The University of Pittsburgh holds a special place in the history of emergency medical services.
Between 1967 and 1975, Pittsburgh hosted one of the country’s first professional ambulance services offering advanced care. Cofounded by the late Peter Safar, MD, Distinguished Professor of Resuscitation Medicine, and the Falk Foundation’s Phil Hallen, Freedom House Ambulance Service was staffed by African American emergency medicine technicians; they were among the nation’s first to be trained to a high standard.
Before the first Freedom House ambulances hit the streets of Pittsburgh, prehospital medical care was almost nonexistent. Police with no medical training might race a patient to the hospital with no special equipment or care, and many avoided certain neighborhoods altogether.
National standards for paramedics were born here, too. After a 1966 white paper decried the dismal survival rates for auto and other accidents in this country—trauma victims had a better chance on the battlefield—the nation began to standardize prehospital care. It was Safar and a critical care fellow-turned-faculty member, the late Nancy Caroline, who developed a curriculum for paramedics here in the 1970s. She also authored the nation’s first textbook for paramedics, which was published in 1979.

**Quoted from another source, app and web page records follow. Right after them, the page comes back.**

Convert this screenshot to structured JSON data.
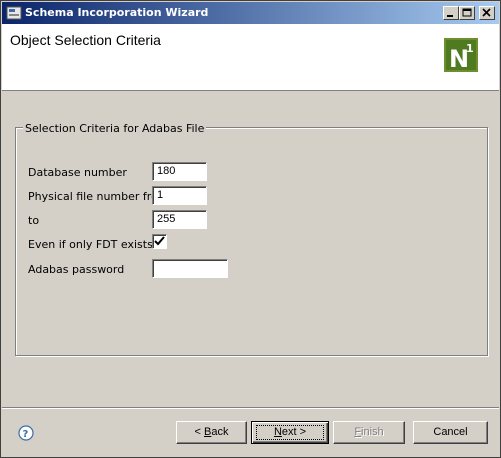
{
  "window": {
    "title": "Schema Incorporation Wizard",
    "controls": {
      "minimize": "_",
      "maximize": "□",
      "close": "✕"
    }
  },
  "header": {
    "title": "Object Selection Criteria",
    "logo": {
      "text": "N",
      "superscript": "1"
    }
  },
  "group": {
    "label": "Selection Criteria for Adabas File",
    "fields": {
      "database_number": {
        "label": "Database number",
        "value": "180"
      },
      "file_from": {
        "label": "Physical file number from",
        "value": "1"
      },
      "file_to": {
        "label": "to",
        "value": "255"
      },
      "fdt_only": {
        "label": "Even if only FDT exists",
        "checked": true
      },
      "password": {
        "label": "Adabas password",
        "value": ""
      }
    }
  },
  "buttons": {
    "back": {
      "prefix": "< ",
      "mnemonic": "B",
      "rest": "ack"
    },
    "next": {
      "mnemonic": "N",
      "rest": "ext >"
    },
    "finish": {
      "mnemonic": "F",
      "rest": "inish"
    },
    "cancel": "Cancel"
  },
  "icons": {
    "help": "help-icon",
    "app": "wizard-app-icon",
    "check": "checkmark-icon"
  }
}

To celebrate National EMS Week, Pittwire brings you stories about the foundational work Pitt people have done in emergency medicine and in their communities.
The Rush to the Hospital
Emergency medicine is constantly evolving. Take a look through history and the contributions Pitt people have made over decades to progress patient care, treatments and equipment.
Freedom House 2.0
Like its predecessor, Freedom House 2.0 is leveraging expertise from the University of Pittsburgh to train first responders from economically disadvantaged communities, many of which have been significantly impacted by COVID-19. Participants receive mentorship and financial support as well as state-approved emergency medical technician certification and community paramedic training.
COVID-19 Disrupted Their Spring Term. Then FEMA Called.
Junior Taylor Smith and Mike Riederer (A&S ’20) finished the spring term by assisting with COVID-19 emergency response in the New York City metro area. The two aspiring doctors met in an EMT class at Pitt.
Emergency Medicine Course Prepares First Responders to Think Fast and Slow
Taught by the School of Medicine’s Paul Paris, the undergraduate course aims to help students become more aware of the factors that impact their thinking in emergency medical situations.
Diagnosing Heart Attacks Before the Hospital
Diagnosing a heart attack can be difficult, especially for prehospital emergency personnel. A team led by nursing's Salah Al-Zaiti developed an artificial intelligence system based exclusively on EKG data from previous medical events that can help clinicians identify 37% more heart attacks during initial screening in real time.
Guidelines Aim to Combat Fatigue in Emergency, Shift Workers
Half of emergency medical services personnel get fewer than six hours of sleep per day, and half also report inadequate recovery time between shifts. Fatigue on the job is a serious safety issue for workers and patients alike, says Daniel Patterson, an assistant professor of emergency medicine at Pitt. To combat this hazard, he and co-investigators created evidence-based guidelines for shift work administrators.